Like all languages, the English spoken in Ireland has some regional variations that are not limited to the accent alone. There are a number of slang and expressions that are often used by the Irish and speak volumes about their history and culture. Knowing them is an important step for anyone learning the language and wanting to become fluent.
Meet 10 English expressions that are typical of Ireland:
Possibly the most Irish expression of all. It is very common to hear “What’s the craic?” (What’s the good?) among the Irish, which can be a way of asking how the person is, or if they have any news to share. Craic can also mean a conversation, a program between friends – or “role”, as Brazilians like to call it. For example: “We had a great craic” (The conversation was great) or “They’re great craic” (They are great company). There is no translation for the word, so the meaning depends on the context.
Kip generally refers to a nap or nap in any place other than a bed, but the expression can also be used to describe a run-down, ramshackle place. For example: “That bar was a bit of a kip” (That bar was falling apart). The word comes from the Dutch kippe, which means a hut or tent. In the 19th century, it was used in the UK to refer to the pensions where beggars lived.
This term has many uses and may confuse some newcomers to Ireland. While in English grand means “grand” or “magnificent”, in Ireland it usually means “okay” or “beauty”, usually in response to a question. For example: “How are you? – I’m grand” (How are you? – I’m fine) or “We will meet you there – Grand!” we found it there – Great!).
In Ireland, if someone says they go to the Jacks, it means they go to the bathroom. Nobody knows for sure the origin of the expression. Some believe it is derived from jakes, a term used during the Tudor period to refer to ancient latrines and toilets. The expression is quite informal and is generally used to refer to public restrooms. For example: “I’ll be back in a minute, I’m going to find the Jacks” (I’ll be right back, I’ll go find the bathroom).
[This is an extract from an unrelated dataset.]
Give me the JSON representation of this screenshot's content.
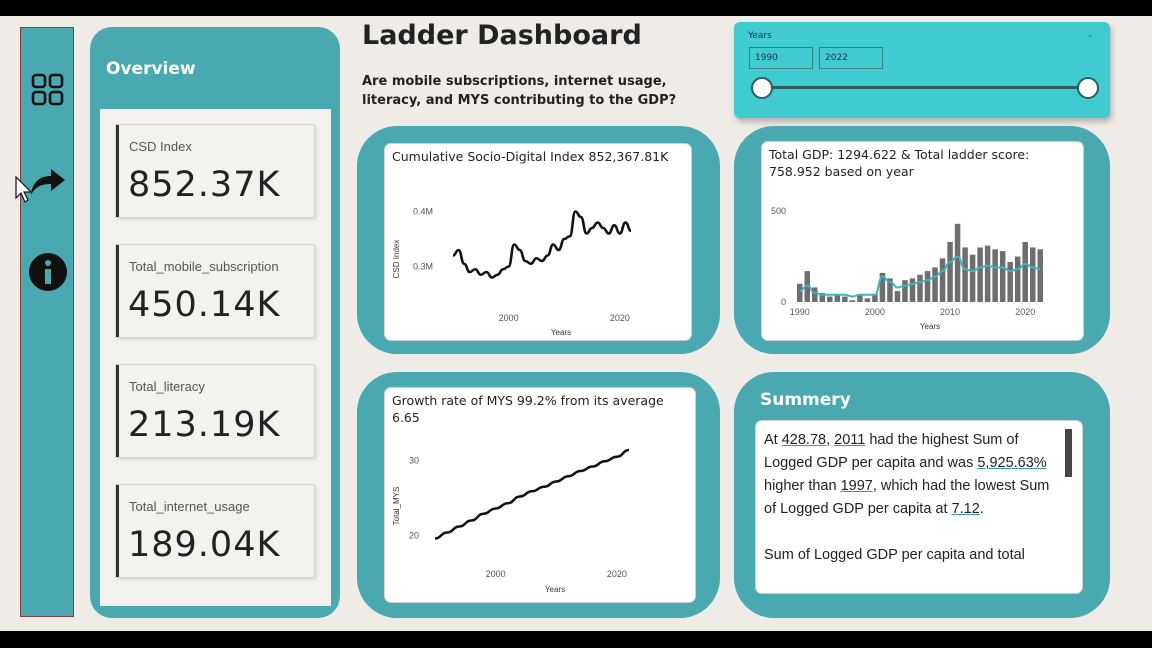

Be careful not to confuse the jacks with jackeen, which is a derogatory term used to refer to the people of Dublin. Some say that the expression is derived from the name Jack, a common nickname for the names James and John in English. Others suggest that the term refers to the Union Jack, the flag of the United Kingdom. At the time of the Empire, Dublin was the center of English rule in Ireland, so the people of the capital came to be known as Jackeens, or “Little Englishmen”.
Pale means “pale”. But in Ireland, The Pale is a term used to refer to the area around Dublin. This is because, during the Norman invasion of Ireland, the capital came under British control and was separated from the rest of the territory by a fence (palisade, in English, or just pale< /em>). Thus, the expression beyond the pale (beyond the fence) was used to refer to the entire territory outside Dublin that was considered uncivilized.
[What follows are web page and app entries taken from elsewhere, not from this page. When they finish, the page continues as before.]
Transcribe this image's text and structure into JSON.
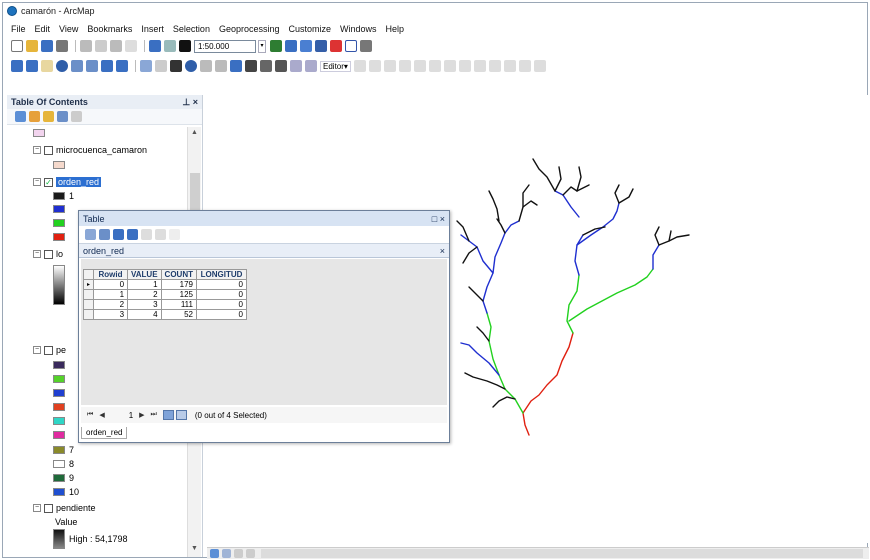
{
  "window": {
    "title": "camarón - ArcMap"
  },
  "menu": [
    "File",
    "Edit",
    "View",
    "Bookmarks",
    "Insert",
    "Selection",
    "Geoprocessing",
    "Customize",
    "Windows",
    "Help"
  ],
  "toolbar": {
    "scale": "1:50.000",
    "editor_label": "Editor▾"
  },
  "toc": {
    "title": "Table Of Contents",
    "pin": "⊥ ×",
    "items": {
      "microcuenca": "microcuenca_camaron",
      "orden_red": "orden_red",
      "orden_1": "1",
      "lo_partial": "lo",
      "pe_partial": "pe",
      "c7": "7",
      "c8": "8",
      "c9": "9",
      "c10": "10",
      "pendiente": "pendiente",
      "value_label": "Value",
      "high_label": "High : 54,1798"
    }
  },
  "table_window": {
    "title": "Table",
    "tab": "orden_red",
    "columns": [
      "Rowid",
      "VALUE",
      "COUNT",
      "LONGITUD"
    ],
    "rows": [
      [
        "0",
        "1",
        "179",
        "0"
      ],
      [
        "1",
        "2",
        "125",
        "0"
      ],
      [
        "2",
        "3",
        "111",
        "0"
      ],
      [
        "3",
        "4",
        "52",
        "0"
      ]
    ],
    "current_record": "1",
    "selection_status": "(0 out of 4 Selected)",
    "footer_tab": "orden_red"
  },
  "colors": {
    "order1": "#1a1a1a",
    "order2": "#1f2fd0",
    "order3": "#22d11f",
    "order4": "#e02010"
  }
}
Maybe this is the best translation for “zoar”, as we use it in Brazil. In Ireland, to slag someone means to make fun of someone, with no intention of offending. For example: “Relax, he was only slagging you” (Relax, he was just making fun of you). But be careful: slag means “whore” or “slut” in England, which is pretty offensive.
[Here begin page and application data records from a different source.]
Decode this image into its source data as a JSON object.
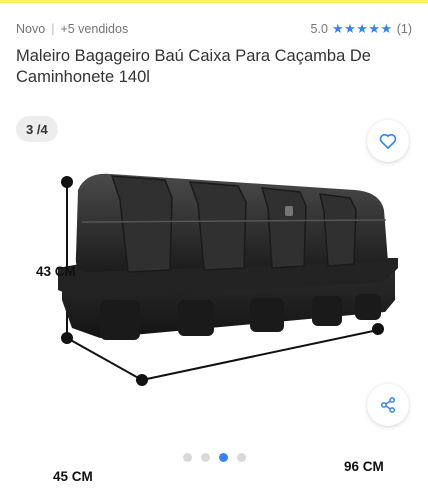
{
  "product": {
    "condition": "Novo",
    "separator": "|",
    "sold": "+5 vendidos",
    "rating": "5.0",
    "stars": "★★★★★",
    "reviews": "(1)",
    "title": "Maleiro Bagageiro Baú Caixa Para Caçamba De Caminhonete 140l"
  },
  "gallery": {
    "counter": "3 /4",
    "dims": {
      "height": "43 CM",
      "depth": "45 CM",
      "width": "96 CM"
    },
    "total_images": 4,
    "active_index": 3
  },
  "colors": {
    "accent": "#3483fa",
    "star": "#3483fa",
    "brand_yellow": "#fff159"
  },
  "icons": {
    "favorite": "heart-icon",
    "share": "share-icon"
  }
}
This is one of the many expressions used in Ireland to say that one is drunk, as well as locked, moudy, fluthered, langers and many others.